Abdominal surgery is an important treatment for many diseases. A frequent and serious side effect of abdominal surgery is the formation of post-surgical adhesions. Post-surgical adhesions can cause pain as well as other serious complications such as infertility and bowel obstruction. These complications affect many patients and the management of post-surgical adhesions can costs billions of dollars each year. Therefore, there has been strong interest in the development of strategies and agents that can prevent post-surgical adhesion formation. Current strategies to minimize adhesions generally involve the use of adhesion reducing liquids and large physical barriers. However, clinical studies have shown that the benefits of existing agents in reducing adhesions are quite limited. Thus, there is a strong need for the development of novel agents and strategies to reduce post- surgical adhesions. A key challenge in this effort is to provide barrier function and reduce inflammation at sites of tissue injury only while avoiding normal peritoneal surfaces. Recent advances in nanotechnology have enabled the development of nanoparticles (NPs) that can target specific molecules or tissue, such as collagen. We have shown that we can utilize these nanoparticles to form targeted microscopic barriers at sites of surgical injury. We hypothesize that we optimize our targeted NPs and the 2-NP system to enable a biologically targeted barrier for adhesion prevention. We further theorize that we can encapsulate and deliver anti-inflammatory therapeutics using these NPs and these drug containing NPs can further reduce risk of post-surgical adhesion formation. The central goal of this application is to engineer and optimize biologically targeted biodegradable NPs that can bind to sites of peritoneal injury, form a robust barrier and prevent surgical adhesion. To accomplish this goal, we plan to utilize our existing BM-targeted NP platform and formulate NPs with different sizes, compositions, binding chemistries, and encapsulate different anti-inflammatory therapeutics. These NPs will be evaluated for adhesion prevention using rat models of pelvic post-surgical adhesion. In summary, our application aims to apply advances in nanomedicine to develop novel agents for adhesion prevention. Our proposed work has potential to reduce the risk of post-surgical adhesion which will directly translate into improvement in patients? quality of life.

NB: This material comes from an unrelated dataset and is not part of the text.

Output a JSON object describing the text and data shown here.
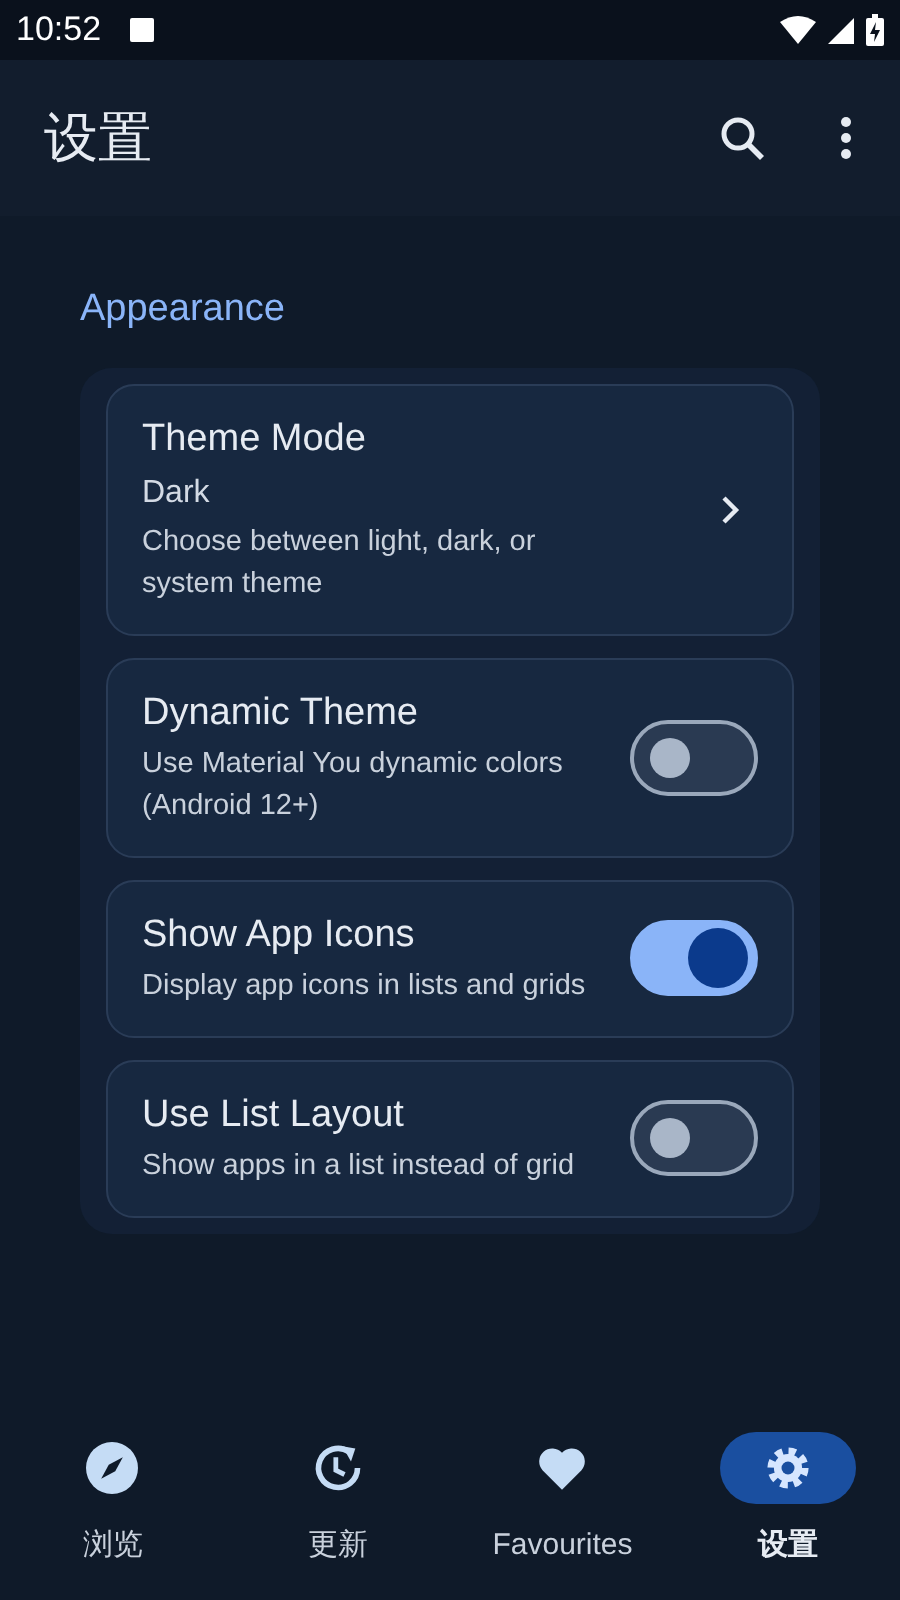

Post-surgical adhesion is a common and serious complication after many surgical procedures. In this application, we aim to engineer biologically targeted nanoparticles that can specifically bind to sites of tissue injury and prevent surgical adhesion. Our work holds high potential in improving the quality of life in patients and reduce healthcare cost.